Your task: Search the material below for the word "JSON". Copy every line that has it.
===== Dataset records =====
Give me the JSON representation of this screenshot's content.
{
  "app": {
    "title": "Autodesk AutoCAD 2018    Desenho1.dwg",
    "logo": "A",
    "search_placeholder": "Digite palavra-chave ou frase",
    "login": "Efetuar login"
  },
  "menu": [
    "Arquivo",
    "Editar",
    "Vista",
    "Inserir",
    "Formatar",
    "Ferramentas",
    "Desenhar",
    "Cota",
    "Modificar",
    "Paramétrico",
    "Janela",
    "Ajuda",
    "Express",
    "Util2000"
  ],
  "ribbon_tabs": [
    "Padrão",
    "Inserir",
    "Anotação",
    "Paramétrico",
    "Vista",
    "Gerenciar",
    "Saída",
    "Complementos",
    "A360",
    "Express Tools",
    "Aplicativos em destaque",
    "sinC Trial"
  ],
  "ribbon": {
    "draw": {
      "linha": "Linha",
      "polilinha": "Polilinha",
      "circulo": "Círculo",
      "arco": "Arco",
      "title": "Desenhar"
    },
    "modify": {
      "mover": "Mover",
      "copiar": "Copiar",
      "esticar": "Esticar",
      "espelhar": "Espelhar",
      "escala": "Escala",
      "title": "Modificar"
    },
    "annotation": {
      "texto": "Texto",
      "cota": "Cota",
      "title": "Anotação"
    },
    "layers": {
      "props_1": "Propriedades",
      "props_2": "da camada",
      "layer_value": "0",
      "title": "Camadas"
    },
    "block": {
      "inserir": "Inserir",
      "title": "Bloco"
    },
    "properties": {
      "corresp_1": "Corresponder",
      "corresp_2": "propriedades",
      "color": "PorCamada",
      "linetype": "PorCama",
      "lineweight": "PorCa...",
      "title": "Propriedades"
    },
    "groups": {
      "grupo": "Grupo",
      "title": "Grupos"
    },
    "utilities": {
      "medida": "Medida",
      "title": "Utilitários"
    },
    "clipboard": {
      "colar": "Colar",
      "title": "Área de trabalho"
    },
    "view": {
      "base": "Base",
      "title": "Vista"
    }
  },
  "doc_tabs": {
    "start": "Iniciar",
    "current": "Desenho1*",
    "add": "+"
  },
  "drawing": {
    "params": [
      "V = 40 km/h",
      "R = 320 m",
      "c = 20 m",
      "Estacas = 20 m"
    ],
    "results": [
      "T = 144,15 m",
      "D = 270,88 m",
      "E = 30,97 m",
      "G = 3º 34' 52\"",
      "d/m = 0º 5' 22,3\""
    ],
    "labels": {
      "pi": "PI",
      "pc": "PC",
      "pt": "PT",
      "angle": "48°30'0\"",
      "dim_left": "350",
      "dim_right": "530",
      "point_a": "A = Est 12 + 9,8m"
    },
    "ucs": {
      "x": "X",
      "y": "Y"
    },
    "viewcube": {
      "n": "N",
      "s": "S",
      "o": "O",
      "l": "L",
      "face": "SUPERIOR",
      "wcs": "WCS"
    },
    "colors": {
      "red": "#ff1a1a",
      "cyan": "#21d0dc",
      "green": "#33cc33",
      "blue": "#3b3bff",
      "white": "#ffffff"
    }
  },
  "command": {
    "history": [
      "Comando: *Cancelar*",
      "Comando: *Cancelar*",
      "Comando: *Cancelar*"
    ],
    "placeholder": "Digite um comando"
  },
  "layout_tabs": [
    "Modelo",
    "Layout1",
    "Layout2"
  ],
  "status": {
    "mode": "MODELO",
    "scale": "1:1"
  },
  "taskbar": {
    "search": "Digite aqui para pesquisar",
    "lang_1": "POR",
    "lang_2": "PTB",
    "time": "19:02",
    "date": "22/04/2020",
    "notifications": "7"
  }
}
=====
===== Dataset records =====
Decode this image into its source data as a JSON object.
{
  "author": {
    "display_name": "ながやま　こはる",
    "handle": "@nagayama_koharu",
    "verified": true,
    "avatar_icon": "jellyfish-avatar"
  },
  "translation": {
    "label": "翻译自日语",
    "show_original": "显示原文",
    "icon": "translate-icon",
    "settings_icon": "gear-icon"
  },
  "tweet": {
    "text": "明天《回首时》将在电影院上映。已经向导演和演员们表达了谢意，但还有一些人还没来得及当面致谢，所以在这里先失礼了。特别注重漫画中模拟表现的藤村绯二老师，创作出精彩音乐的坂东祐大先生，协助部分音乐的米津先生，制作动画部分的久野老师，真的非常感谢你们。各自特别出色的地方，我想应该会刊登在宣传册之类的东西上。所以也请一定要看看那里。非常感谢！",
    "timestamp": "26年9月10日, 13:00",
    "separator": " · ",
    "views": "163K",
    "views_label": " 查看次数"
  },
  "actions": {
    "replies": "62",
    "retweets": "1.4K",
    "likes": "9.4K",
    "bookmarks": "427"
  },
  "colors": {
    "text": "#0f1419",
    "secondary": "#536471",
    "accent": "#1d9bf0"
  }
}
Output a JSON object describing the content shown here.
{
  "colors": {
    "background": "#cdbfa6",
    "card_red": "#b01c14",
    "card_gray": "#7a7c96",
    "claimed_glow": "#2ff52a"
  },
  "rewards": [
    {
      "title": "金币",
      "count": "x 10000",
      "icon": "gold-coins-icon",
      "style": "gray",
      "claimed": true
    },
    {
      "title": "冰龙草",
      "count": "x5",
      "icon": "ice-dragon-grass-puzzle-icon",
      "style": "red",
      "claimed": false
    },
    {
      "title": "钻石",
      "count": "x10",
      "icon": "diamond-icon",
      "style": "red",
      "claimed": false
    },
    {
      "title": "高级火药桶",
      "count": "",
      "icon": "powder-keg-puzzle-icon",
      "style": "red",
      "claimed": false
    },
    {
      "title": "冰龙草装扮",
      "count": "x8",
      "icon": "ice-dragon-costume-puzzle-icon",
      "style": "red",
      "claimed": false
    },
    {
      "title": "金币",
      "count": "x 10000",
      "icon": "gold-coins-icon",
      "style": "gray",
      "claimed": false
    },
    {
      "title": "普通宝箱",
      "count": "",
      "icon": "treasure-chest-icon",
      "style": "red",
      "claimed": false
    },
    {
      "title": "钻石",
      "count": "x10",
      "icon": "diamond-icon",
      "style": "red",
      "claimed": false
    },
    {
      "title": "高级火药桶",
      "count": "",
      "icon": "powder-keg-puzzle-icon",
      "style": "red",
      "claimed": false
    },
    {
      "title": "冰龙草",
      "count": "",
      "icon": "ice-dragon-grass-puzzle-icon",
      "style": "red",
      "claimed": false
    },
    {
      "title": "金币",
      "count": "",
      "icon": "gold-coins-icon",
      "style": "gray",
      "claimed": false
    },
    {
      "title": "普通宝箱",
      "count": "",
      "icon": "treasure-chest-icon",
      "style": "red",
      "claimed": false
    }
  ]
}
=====
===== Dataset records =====
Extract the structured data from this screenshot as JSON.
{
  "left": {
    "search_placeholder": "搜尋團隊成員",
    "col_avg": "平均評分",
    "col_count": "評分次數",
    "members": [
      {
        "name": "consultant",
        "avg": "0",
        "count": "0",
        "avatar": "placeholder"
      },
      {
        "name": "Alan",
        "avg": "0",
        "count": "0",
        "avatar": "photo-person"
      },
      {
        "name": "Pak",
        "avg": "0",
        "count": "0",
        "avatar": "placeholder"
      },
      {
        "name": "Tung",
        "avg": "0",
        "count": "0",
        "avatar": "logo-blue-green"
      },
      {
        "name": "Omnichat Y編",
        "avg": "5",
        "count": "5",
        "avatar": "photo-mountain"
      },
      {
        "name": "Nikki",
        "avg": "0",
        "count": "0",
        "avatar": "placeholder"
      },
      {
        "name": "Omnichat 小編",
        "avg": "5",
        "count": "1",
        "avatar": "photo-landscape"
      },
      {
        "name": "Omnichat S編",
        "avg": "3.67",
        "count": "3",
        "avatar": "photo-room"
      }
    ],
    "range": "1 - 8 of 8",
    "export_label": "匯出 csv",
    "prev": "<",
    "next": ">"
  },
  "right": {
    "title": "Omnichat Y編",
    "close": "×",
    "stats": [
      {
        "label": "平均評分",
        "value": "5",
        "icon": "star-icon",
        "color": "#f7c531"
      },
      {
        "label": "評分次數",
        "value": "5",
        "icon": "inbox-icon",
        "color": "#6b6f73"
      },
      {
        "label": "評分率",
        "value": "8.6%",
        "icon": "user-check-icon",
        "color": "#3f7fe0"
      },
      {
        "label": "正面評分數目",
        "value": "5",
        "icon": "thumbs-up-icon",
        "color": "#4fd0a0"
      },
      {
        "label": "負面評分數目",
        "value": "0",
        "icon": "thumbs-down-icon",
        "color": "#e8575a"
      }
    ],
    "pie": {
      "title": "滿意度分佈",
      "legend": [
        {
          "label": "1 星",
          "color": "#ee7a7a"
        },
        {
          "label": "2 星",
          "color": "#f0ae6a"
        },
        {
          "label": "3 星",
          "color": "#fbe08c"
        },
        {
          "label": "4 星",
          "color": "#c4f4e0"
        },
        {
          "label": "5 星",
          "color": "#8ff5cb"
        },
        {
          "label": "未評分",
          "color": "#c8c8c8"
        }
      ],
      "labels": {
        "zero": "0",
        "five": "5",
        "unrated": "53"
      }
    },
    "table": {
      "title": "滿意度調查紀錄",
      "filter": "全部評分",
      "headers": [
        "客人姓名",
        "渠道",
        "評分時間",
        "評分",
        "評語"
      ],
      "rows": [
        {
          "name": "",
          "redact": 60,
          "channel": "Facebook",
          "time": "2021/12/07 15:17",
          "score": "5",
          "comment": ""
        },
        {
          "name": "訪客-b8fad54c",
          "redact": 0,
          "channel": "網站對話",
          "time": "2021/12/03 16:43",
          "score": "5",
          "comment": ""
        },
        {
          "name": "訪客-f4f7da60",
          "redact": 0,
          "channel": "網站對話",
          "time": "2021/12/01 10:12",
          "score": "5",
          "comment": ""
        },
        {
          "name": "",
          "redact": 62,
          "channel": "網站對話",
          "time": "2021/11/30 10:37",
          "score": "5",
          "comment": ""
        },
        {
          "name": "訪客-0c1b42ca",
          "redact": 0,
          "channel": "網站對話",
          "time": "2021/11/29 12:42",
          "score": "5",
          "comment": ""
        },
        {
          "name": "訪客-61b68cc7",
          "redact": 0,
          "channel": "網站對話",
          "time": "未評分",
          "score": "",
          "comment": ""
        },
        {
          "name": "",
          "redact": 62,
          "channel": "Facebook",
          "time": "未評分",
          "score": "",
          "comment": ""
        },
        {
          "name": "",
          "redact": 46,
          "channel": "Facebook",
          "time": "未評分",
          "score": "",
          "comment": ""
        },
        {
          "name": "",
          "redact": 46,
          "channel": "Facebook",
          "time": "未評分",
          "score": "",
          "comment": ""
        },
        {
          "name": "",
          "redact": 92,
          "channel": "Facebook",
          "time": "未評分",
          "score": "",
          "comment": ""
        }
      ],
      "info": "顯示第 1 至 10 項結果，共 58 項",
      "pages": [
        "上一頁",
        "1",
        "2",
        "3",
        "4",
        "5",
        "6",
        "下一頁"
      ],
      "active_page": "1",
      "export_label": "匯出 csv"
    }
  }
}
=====
Result of this task:
Give me the JSON representation of this screenshot's content.
Decode this image into its source data as a JSON object.
Output a JSON object describing the content shown here.
Extract the structured data from this screenshot as JSON.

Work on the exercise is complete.